What to do
Find all lines below containing the string "USDJPY" and return them.

Stored items from a collection
┄┄┄┄┄┄┄┄┄┄

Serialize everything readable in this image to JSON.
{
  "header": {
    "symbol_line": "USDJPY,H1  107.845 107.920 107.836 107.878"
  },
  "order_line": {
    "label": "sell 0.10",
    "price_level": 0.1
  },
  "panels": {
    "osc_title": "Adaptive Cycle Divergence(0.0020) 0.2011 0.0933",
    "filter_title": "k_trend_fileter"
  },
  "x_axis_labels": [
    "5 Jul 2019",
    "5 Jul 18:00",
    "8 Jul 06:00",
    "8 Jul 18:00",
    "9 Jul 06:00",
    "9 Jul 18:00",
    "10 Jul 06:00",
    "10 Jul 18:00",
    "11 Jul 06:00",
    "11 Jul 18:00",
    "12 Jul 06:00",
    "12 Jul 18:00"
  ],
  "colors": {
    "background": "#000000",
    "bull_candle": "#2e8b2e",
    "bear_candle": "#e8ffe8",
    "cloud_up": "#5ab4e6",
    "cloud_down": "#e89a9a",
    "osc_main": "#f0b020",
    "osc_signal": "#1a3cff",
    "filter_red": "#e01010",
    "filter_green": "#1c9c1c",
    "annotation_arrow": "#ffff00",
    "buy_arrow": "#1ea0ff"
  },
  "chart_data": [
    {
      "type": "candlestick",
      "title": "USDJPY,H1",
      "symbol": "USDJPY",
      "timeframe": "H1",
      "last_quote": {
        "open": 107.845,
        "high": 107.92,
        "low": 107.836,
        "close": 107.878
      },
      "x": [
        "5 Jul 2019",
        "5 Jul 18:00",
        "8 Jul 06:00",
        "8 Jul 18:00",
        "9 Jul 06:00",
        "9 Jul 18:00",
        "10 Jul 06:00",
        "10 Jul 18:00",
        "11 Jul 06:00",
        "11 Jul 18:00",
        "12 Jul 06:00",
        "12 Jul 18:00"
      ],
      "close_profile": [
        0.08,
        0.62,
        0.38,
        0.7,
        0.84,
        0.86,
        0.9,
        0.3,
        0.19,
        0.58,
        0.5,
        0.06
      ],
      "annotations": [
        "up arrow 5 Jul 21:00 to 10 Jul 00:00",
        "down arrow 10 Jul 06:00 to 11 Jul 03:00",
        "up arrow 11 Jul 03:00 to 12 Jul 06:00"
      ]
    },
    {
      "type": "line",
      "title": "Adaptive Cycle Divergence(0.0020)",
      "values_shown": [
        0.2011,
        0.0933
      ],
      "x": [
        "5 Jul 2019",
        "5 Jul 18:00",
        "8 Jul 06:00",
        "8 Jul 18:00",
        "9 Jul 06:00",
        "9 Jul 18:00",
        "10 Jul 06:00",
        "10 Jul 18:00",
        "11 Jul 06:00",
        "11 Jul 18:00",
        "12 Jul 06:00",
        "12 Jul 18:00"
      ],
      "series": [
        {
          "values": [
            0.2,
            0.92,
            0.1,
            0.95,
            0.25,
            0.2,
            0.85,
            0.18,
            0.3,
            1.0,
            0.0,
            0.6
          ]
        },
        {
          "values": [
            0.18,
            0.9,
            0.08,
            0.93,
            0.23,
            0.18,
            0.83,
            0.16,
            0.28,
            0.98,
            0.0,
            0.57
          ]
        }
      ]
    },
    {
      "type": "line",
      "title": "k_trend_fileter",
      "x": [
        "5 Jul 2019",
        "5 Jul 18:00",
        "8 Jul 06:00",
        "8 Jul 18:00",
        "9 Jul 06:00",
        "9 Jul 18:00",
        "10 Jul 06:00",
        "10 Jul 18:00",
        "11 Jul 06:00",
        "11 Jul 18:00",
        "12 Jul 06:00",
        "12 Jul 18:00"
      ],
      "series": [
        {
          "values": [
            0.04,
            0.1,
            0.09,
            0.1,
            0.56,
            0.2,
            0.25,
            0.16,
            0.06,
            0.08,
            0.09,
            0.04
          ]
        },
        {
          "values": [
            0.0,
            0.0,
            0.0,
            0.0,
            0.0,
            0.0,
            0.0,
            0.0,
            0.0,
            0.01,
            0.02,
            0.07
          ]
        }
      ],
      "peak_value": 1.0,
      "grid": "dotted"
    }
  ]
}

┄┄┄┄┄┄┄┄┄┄

Response
    "symbol_line": "USDJPY,H1  107.845 107.920 107.836 107.878"
      "title": "USDJPY,H1",
      "symbol": "USDJPY",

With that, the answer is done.